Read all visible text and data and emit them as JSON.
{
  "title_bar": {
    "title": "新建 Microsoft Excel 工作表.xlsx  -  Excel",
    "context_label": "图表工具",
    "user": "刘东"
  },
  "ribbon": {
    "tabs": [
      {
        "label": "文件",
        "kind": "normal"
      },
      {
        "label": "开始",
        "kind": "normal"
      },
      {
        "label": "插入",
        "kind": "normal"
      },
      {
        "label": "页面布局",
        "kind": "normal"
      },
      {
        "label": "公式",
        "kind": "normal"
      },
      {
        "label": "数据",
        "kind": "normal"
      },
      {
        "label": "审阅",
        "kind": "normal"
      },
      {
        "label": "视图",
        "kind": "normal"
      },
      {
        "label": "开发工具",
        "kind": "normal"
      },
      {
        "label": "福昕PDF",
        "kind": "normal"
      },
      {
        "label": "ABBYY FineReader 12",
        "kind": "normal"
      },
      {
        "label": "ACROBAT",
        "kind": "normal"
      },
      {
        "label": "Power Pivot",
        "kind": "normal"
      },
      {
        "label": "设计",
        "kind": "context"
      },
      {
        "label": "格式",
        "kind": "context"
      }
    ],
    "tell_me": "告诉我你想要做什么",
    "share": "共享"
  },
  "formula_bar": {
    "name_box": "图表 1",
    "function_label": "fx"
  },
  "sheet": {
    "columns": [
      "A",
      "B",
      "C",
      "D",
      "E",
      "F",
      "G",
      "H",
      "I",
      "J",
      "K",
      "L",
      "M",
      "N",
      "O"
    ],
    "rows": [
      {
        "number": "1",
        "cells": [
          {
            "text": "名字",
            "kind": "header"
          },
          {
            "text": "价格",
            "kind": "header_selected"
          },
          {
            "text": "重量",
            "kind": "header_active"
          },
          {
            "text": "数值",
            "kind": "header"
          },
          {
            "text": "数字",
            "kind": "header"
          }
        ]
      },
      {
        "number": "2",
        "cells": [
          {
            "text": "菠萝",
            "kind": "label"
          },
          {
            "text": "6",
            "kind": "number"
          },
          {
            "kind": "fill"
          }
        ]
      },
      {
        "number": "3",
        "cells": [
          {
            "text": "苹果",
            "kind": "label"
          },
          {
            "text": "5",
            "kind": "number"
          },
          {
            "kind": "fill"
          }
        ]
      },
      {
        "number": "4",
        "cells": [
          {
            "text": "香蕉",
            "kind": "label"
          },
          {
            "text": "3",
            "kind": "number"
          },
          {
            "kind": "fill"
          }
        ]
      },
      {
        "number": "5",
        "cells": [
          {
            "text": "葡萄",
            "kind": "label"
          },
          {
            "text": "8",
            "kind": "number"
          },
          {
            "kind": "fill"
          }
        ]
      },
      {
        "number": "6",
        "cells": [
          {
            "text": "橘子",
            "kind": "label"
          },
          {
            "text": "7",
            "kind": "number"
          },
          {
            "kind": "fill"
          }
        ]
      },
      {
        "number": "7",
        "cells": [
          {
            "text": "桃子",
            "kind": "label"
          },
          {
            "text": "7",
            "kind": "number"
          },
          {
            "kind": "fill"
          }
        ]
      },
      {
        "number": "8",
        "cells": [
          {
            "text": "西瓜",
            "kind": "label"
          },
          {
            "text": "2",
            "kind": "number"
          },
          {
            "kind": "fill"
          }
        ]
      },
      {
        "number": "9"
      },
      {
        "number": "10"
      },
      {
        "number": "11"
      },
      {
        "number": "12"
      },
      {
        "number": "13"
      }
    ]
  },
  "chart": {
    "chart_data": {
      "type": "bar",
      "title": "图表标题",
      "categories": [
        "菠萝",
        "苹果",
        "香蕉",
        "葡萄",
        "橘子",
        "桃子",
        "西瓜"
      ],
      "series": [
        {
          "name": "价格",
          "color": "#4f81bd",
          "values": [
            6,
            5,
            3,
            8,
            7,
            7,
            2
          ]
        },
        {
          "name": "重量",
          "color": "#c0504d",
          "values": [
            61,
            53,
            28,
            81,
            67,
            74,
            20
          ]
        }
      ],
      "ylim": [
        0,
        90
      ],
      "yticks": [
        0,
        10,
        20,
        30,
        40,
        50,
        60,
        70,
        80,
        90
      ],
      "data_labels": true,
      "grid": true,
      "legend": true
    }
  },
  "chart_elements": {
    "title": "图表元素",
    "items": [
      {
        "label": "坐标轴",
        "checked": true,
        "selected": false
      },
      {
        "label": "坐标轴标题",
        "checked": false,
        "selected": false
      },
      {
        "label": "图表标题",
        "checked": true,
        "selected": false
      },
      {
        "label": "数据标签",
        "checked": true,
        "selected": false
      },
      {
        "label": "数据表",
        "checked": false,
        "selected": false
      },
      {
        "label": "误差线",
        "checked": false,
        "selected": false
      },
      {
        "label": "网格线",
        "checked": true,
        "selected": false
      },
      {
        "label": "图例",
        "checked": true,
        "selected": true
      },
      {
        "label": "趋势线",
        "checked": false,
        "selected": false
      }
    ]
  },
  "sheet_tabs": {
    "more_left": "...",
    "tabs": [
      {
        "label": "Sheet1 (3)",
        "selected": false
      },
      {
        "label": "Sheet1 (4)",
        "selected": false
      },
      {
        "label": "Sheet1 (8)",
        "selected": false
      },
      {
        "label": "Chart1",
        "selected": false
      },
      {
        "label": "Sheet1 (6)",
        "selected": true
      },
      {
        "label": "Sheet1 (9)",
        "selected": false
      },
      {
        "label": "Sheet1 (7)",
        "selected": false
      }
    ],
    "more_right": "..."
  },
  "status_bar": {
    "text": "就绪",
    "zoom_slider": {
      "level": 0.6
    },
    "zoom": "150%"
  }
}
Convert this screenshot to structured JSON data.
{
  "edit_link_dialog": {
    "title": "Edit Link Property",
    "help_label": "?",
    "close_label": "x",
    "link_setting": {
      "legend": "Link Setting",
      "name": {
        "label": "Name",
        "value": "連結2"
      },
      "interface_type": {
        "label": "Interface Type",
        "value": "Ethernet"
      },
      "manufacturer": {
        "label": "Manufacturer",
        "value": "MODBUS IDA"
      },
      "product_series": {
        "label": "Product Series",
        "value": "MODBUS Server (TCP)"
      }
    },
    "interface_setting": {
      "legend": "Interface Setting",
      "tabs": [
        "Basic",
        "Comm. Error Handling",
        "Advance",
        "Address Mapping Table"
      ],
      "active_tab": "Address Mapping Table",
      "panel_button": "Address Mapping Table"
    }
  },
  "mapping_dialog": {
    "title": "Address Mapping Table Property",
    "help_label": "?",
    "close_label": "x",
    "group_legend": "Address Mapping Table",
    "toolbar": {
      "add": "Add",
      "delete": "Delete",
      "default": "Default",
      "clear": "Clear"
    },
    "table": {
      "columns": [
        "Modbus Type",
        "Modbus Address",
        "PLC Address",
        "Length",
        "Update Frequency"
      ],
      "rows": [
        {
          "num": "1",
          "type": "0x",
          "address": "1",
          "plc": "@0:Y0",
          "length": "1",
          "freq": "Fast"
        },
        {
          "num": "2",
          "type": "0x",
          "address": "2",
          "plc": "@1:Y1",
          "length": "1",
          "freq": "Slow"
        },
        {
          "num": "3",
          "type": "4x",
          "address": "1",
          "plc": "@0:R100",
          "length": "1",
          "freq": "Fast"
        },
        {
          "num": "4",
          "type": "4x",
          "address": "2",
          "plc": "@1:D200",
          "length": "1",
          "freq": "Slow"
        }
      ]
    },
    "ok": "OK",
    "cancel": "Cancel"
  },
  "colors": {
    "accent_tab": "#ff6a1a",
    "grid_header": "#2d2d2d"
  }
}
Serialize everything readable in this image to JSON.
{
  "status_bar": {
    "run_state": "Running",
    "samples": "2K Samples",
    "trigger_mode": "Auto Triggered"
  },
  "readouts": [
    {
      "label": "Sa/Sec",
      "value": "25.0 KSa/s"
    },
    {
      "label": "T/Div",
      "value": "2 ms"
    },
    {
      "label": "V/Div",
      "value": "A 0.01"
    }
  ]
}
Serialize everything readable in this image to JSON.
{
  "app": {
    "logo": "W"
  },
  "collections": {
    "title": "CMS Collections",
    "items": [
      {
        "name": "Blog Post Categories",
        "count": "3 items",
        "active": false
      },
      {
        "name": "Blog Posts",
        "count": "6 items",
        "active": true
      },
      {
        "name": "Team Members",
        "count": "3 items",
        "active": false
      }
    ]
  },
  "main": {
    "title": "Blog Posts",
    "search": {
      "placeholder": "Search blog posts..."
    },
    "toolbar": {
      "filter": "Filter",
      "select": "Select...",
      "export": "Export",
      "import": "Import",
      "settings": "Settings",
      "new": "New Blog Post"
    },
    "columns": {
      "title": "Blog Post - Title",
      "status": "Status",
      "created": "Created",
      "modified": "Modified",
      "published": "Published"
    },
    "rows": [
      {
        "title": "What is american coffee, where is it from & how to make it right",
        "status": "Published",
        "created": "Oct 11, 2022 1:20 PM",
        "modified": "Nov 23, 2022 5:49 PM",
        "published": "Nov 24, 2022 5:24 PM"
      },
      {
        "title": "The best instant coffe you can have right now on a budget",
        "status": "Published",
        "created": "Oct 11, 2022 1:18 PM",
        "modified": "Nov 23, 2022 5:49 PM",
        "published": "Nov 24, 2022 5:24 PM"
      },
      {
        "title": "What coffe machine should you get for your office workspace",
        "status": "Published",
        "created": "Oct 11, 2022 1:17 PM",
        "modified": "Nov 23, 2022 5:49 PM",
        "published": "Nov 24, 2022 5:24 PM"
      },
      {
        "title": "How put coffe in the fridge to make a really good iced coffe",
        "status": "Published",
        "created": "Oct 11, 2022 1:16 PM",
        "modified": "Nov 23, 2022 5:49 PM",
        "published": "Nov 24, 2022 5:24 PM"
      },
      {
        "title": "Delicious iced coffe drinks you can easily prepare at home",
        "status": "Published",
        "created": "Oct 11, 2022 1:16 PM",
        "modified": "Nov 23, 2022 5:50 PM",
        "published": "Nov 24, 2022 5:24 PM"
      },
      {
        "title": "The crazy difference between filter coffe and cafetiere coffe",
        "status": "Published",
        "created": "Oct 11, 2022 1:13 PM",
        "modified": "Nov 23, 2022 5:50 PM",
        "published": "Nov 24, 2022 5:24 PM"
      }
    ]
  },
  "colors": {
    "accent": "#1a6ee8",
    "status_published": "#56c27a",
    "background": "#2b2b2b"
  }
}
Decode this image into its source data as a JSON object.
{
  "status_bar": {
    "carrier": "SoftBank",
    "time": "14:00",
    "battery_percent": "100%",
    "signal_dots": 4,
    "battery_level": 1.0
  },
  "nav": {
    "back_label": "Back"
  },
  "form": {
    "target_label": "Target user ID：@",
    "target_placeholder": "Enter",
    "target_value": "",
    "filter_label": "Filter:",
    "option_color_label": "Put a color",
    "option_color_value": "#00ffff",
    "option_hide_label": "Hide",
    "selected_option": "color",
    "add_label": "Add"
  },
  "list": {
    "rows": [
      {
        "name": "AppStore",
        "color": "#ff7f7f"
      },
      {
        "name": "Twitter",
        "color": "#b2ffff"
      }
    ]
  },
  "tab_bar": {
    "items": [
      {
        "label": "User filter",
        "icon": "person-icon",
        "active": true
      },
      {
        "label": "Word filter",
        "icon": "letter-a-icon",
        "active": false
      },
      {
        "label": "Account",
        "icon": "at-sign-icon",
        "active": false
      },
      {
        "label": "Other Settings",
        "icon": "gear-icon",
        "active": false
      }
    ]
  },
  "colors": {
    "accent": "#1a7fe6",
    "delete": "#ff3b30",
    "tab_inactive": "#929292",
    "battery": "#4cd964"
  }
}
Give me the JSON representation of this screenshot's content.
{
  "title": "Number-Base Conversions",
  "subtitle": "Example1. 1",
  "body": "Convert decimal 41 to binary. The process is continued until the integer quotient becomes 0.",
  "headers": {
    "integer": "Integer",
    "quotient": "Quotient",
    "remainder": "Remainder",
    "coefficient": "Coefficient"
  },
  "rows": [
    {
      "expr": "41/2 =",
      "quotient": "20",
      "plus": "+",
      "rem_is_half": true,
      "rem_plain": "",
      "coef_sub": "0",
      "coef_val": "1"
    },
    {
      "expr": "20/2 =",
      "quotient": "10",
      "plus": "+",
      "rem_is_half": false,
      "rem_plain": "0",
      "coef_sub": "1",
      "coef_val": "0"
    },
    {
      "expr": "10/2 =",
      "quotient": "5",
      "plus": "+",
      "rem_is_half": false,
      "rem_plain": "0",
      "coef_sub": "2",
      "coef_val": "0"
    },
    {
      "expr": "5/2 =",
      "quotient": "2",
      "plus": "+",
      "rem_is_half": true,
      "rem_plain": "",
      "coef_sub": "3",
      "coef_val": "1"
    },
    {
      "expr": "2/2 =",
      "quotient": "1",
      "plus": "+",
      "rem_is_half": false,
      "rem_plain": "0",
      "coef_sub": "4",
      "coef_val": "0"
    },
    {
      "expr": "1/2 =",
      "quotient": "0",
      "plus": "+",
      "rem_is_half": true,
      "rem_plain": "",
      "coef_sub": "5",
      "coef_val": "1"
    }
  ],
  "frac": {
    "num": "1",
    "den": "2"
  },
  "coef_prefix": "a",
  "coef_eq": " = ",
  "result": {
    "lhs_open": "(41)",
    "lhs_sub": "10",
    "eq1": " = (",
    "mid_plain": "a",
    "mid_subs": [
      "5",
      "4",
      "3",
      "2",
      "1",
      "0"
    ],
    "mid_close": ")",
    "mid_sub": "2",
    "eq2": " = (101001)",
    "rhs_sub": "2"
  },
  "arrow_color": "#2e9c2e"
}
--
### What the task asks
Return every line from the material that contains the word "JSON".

### Answer for the task
Read all visible text and data and emit them as JSON.
Convert this screenshot to structured JSON data.
Serialize everything readable in this image to JSON.
Serialize everything readable in this image to JSON.
Decode this image into its source data as a JSON object.
Give me the JSON representation of this screenshot's content.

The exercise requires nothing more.